Relationship Between Bacteria and Neutrophils Basis of Study

Elsa Bou Ghanem

Elsa Bou Ghanem, PhD

Published January 23, 2019

Elsa Bou Ghanem, PhD, assistant professor of microbiology and immunology, is conducting a four-year study on how white blood cells function against bacterial infections.

Seeking to Better Understand Interactions

Streptococcus pneumoniae are bacteria that cause diseases such as pneumonia when they infect the lungs. These infections lead to an influx of neutrophils — a kind of white blood cell — into the lungs, causing inflammation.

Inflammation can fight infection because neutrophils kill bacteria. However, uncontrolled inflammation can damage tissues, impeding the organs’ ability to function properly.

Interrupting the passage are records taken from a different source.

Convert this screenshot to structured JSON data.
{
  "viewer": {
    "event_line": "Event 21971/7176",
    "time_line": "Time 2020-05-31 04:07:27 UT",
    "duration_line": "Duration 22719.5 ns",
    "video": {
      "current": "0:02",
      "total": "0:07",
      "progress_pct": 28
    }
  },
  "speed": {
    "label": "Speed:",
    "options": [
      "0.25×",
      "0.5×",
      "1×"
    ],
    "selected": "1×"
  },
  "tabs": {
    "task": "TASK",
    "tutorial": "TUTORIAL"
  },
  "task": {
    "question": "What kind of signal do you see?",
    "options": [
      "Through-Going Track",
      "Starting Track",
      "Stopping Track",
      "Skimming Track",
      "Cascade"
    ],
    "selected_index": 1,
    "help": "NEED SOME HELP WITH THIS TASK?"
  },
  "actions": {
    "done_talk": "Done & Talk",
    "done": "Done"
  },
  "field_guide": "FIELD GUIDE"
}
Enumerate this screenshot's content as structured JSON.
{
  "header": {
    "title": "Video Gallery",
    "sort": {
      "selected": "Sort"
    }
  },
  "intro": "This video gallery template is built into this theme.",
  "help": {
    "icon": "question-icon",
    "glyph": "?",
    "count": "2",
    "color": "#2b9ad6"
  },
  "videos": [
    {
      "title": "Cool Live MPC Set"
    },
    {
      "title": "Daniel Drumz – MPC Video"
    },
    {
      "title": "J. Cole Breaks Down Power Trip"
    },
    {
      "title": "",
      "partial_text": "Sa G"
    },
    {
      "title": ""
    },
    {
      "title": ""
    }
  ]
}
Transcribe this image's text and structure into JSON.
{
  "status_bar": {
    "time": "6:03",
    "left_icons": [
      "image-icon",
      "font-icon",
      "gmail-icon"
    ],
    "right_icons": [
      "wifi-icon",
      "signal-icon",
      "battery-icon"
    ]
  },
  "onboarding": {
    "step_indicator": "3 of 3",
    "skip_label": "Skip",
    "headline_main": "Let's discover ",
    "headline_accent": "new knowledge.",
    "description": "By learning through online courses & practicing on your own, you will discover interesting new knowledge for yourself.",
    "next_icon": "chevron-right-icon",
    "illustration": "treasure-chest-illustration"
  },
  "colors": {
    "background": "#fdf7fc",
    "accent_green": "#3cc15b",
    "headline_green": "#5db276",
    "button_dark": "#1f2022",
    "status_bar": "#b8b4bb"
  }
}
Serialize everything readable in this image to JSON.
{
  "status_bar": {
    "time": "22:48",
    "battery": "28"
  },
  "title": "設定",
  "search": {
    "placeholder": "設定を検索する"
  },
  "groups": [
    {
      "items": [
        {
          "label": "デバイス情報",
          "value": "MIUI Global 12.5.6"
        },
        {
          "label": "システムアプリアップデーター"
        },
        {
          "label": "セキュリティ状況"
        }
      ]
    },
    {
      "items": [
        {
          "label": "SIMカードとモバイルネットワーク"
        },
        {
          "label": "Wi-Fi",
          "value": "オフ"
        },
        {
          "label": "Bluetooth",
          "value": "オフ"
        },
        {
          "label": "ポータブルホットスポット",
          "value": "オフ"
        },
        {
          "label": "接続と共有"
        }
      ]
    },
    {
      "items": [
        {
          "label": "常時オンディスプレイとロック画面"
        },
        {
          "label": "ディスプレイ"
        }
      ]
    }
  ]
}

The aim of Bou Ghanem’s study, titled “The Effect of Mucosal Pathogens on Neutrophil Responses,” is to better understand the interaction between bacteria and neutrophils.

Greater understanding could eventually lead to new strategies to treat infections and bring about a decline in the number of hospitalizations and the rate of morbidity and mortality worldwide.

Goal is to Develop Better Treatment Strategies

During the course of the study, Bou Ghanem will enroll 48 healthy, adult male and female volunteers between the ages of 21 and 45.

Their blood will be drawn, and neutrophils will be isolated from the collected samples and used in experiments to understand the ways in which they cross from the bloodstream into tissues and then destroy bacteria.

"Despite the presence of vaccines and antibiotics, Streptococcus pneumoniae infections remain a serious cause of morbidity and mortality worldwide,” Bou Ghanem says.

“The goal of our research is to better understand how a type of white blood cells, named neutrophils, interacts with and kill these bacteria. An improved understanding of the host response to S. pneumoniae can lead to better treatment strategies," she adds.